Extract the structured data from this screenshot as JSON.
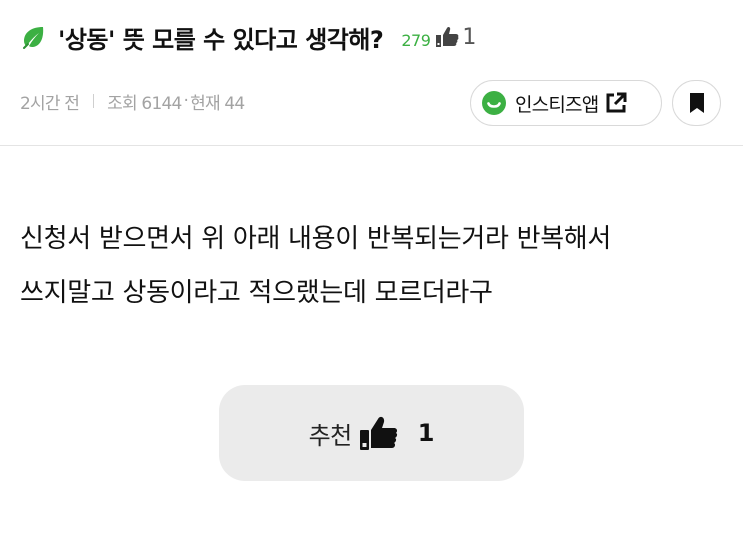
{
  "post": {
    "title": "'상동' 뜻 모를 수 있다고 생각해?",
    "comment_count": "279",
    "like_count": "1",
    "time_ago": "2시간 전",
    "views_label": "조회 6144",
    "current_label": "현재 44",
    "meta_dot": "·"
  },
  "actions": {
    "insta_app_label": "인스티즈앱"
  },
  "body": {
    "lines": [
      "신청서 받으면서 위 아래 내용이 반복되는거라 반복해서",
      "쓰지말고 상동이라고 적으랬는데 모르더라구"
    ]
  },
  "recommend": {
    "label": "추천",
    "count": "1"
  },
  "colors": {
    "accent_green": "#3cb043",
    "meta_gray": "#a3a3a3",
    "button_gray": "#ebebeb"
  },
  "icons": {
    "title_leaf": "leaf-icon",
    "title_thumb": "thumbs-up-icon",
    "insta_logo": "insta-logo-icon",
    "external": "external-link-icon",
    "bookmark": "bookmark-icon",
    "recommend_thumb": "thumbs-up-icon"
  }
}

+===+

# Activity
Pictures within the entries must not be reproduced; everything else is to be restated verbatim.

# Task answer
Extract the structured data from this screenshot as JSON.
{
  "post": {
    "title": "'상동' 뜻 모를 수 있다고 생각해?",
    "comment_count": "279",
    "like_count": "1",
    "time_ago": "2시간 전",
    "views_label": "조회 6144",
    "current_label": "현재 44",
    "meta_dot": "·"
  },
  "actions": {
    "insta_app_label": "인스티즈앱"
  },
  "body": {
    "lines": [
      "신청서 받으면서 위 아래 내용이 반복되는거라 반복해서",
      "쓰지말고 상동이라고 적으랬는데 모르더라구"
    ]
  },
  "recommend": {
    "label": "추천",
    "count": "1"
  },
  "colors": {
    "accent_green": "#3cb043",
    "meta_gray": "#a3a3a3",
    "button_gray": "#ebebeb"
  },
  "icons": {
    "title_leaf": "leaf-icon",
    "title_thumb": "thumbs-up-icon",
    "insta_logo": "insta-logo-icon",
    "external": "external-link-icon",
    "bookmark": "bookmark-icon",
    "recommend_thumb": "thumbs-up-icon"
  }
}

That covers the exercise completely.